§ YOUR ASSIGNMENT
Everything in the data gets repeated exactly, except for the pictures.

§ MATERIAL FOR THIS EXERCISE
========
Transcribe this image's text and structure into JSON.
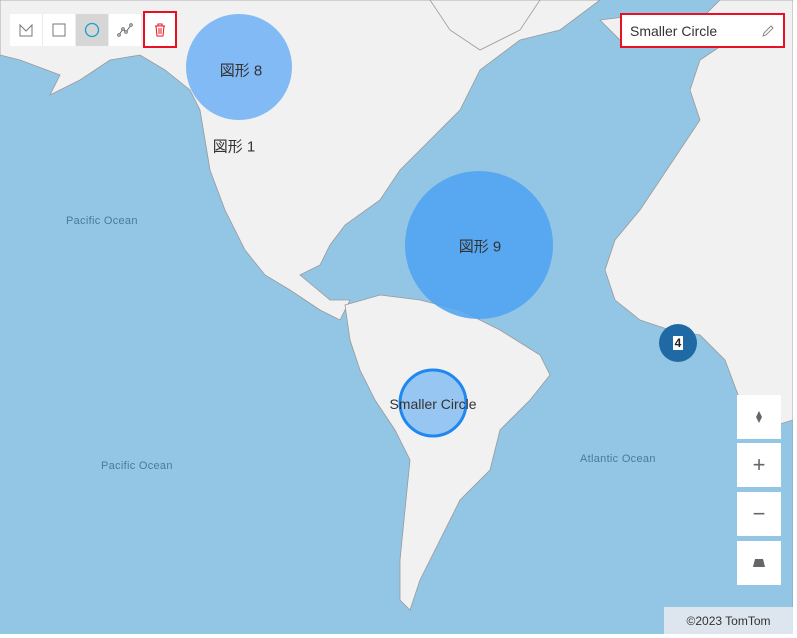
{
  "toolbar": {
    "tools": [
      {
        "name": "draw-polygon",
        "icon": "polygon-icon"
      },
      {
        "name": "draw-rectangle",
        "icon": "square-icon"
      },
      {
        "name": "draw-circle",
        "icon": "circle-icon",
        "active": true
      },
      {
        "name": "draw-line",
        "icon": "line-icon"
      }
    ],
    "delete_icon": "trash-icon"
  },
  "name_box": {
    "value": "Smaller Circle",
    "icon": "pencil-icon"
  },
  "ocean_labels": {
    "pacific_north": "Pacific Ocean",
    "pacific_south": "Pacific Ocean",
    "atlantic": "Atlantic Ocean"
  },
  "shapes": {
    "shape8": "図形 8",
    "shape1": "図形 1",
    "shape9": "図形 9",
    "smaller": "Smaller Circle"
  },
  "cluster": {
    "count": "4"
  },
  "controls": {
    "compass": "compass-icon",
    "zoom_in": "+",
    "zoom_out": "−",
    "pitch": "pitch-icon"
  },
  "attribution": "©2023 TomTom",
  "colors": {
    "ocean": "#93c6e5",
    "land": "#f1f1f1",
    "circle_fill": "#5aa9f5",
    "cluster": "#1f6aa5",
    "highlight": "#e81123"
  }
}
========
§ RESPONSE FOR THIS EXERCISE
Transcribe this image's text and structure into JSON.
{
  "toolbar": {
    "tools": [
      {
        "name": "draw-polygon",
        "icon": "polygon-icon"
      },
      {
        "name": "draw-rectangle",
        "icon": "square-icon"
      },
      {
        "name": "draw-circle",
        "icon": "circle-icon",
        "active": true
      },
      {
        "name": "draw-line",
        "icon": "line-icon"
      }
    ],
    "delete_icon": "trash-icon"
  },
  "name_box": {
    "value": "Smaller Circle",
    "icon": "pencil-icon"
  },
  "ocean_labels": {
    "pacific_north": "Pacific Ocean",
    "pacific_south": "Pacific Ocean",
    "atlantic": "Atlantic Ocean"
  },
  "shapes": {
    "shape8": "図形 8",
    "shape1": "図形 1",
    "shape9": "図形 9",
    "smaller": "Smaller Circle"
  },
  "cluster": {
    "count": "4"
  },
  "controls": {
    "compass": "compass-icon",
    "zoom_in": "+",
    "zoom_out": "−",
    "pitch": "pitch-icon"
  },
  "attribution": "©2023 TomTom",
  "colors": {
    "ocean": "#93c6e5",
    "land": "#f1f1f1",
    "circle_fill": "#5aa9f5",
    "cluster": "#1f6aa5",
    "highlight": "#e81123"
  }
}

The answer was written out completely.